While CCC was formed in 1999, caregiving in those early years was often seen through the lens of professionals, researchers and funders. By 2007 people like Faye Porter the founding President of CCC called for a renewal – a renewal that would ensure the voice of families was central to their strategy. The story is quite remarkable for the shifts the CCC went through. These include shifts :
- from the voice of professional to the voice of consumers
- from a controlled organizational structure to an open formless 'un-organization'
- from the self interest of organizations to the unselfish willingness of four organizations to support not supplant the family, natural care agenda. (VON Canada, Canadian Home Care Association; Comcare, Centre de santé et de services sociaux Cavendish )
- from hierarchial leadership to distributive personal agency (presided over by the generous and astute Nadine Henningsen)
- from bombarding government with solutions to strategic enquiry
- from funding short term to investing in a process. (The JW McConnell Foundation patiently backed the coalition through all its shifts and reframing.)
There are important lessons from this report for all who want to influence provincial and federal governments. I was particularly pleased my friend and colleague Sean Moore's role in supporting the CCC is acknowledged and expanded on. In fact there is a very useful sidebar entitled, Lessons from a Strategic Inquiry Advisor.
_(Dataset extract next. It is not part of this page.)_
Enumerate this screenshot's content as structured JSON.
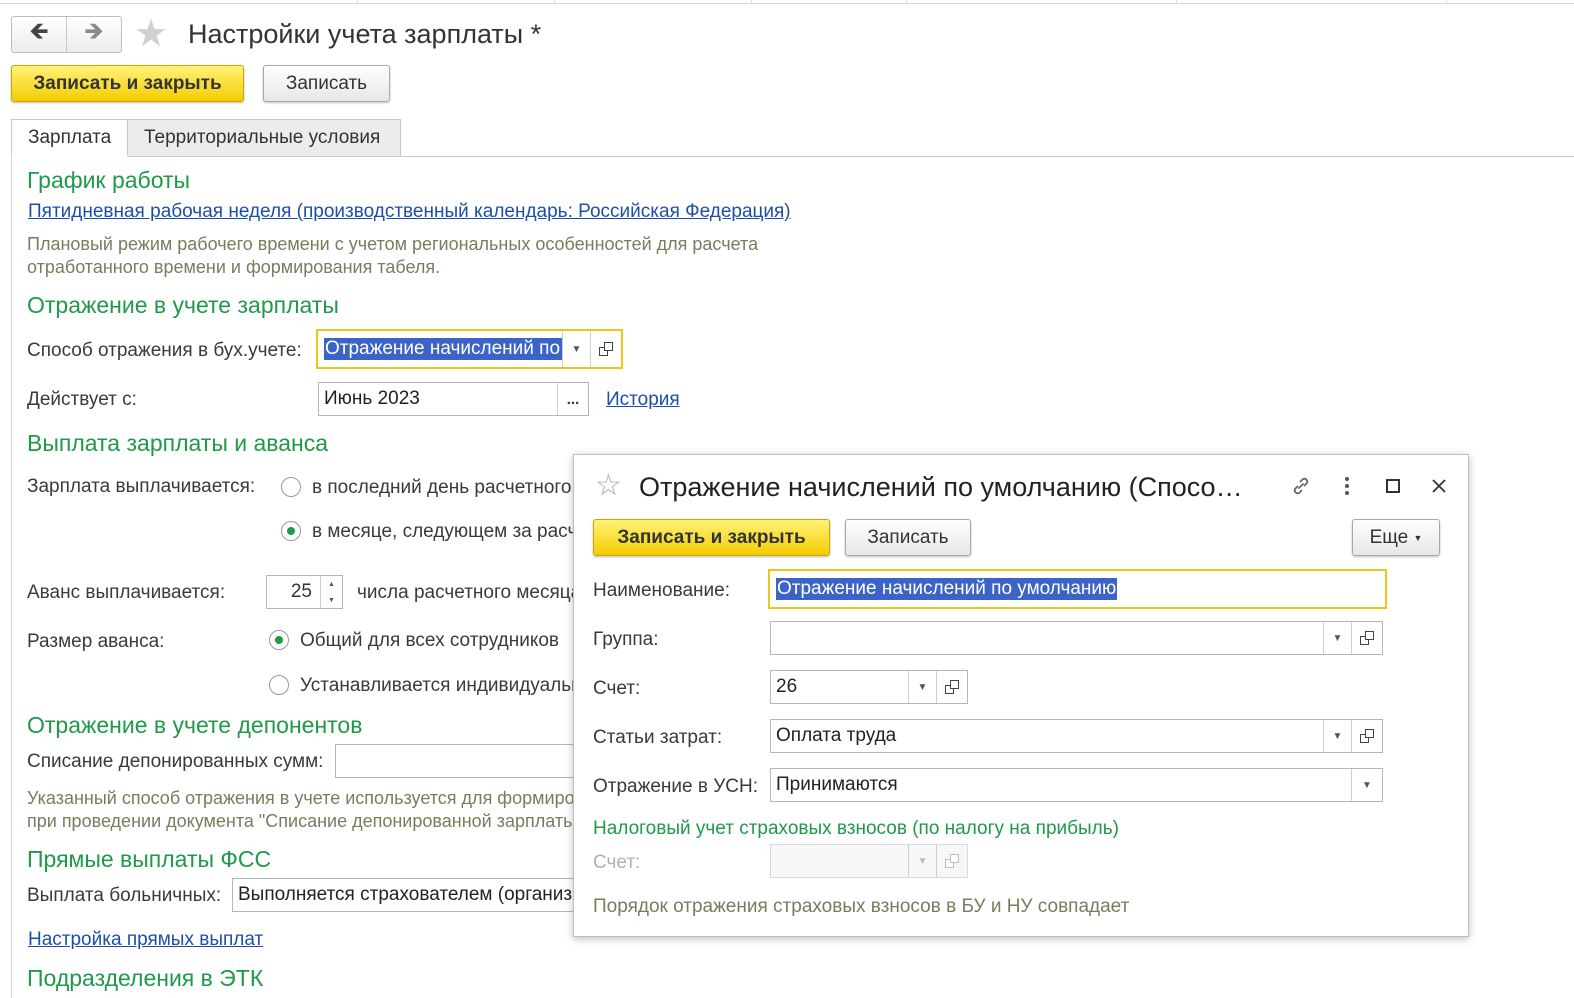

The CCC's Strategic Enquiry was led by Marg McAlister who is quoted in the report as follows:
“We have learned to work both sides of the policy equation. Strategic Inquiry taught us how to have intense conversations. By asking the right questions, you get a wealth of information. You also find out just how much pressure politicians are under, how many complex issues they have to deal with. I’ve learned to keep uppermost that politicians and bureaucrats went into their line of work to make the world better. Acquiring the language of legislation and framing memos to Cabinet that are quickly and easily assimilated into existing areas of knowledge is part of my job. It comes down to serving the person better so they can do the job you need them to do.”
The report ends with a useful list of Lessons for Coalition Builders. My only quibble with the report is its silence around the drama, serendipity and excitement associated with achieving their successes. Having been peripherally involved, I know the the adventure of the Canadian Caregivers Coalition, its members and supporters is worthy of novel treatment!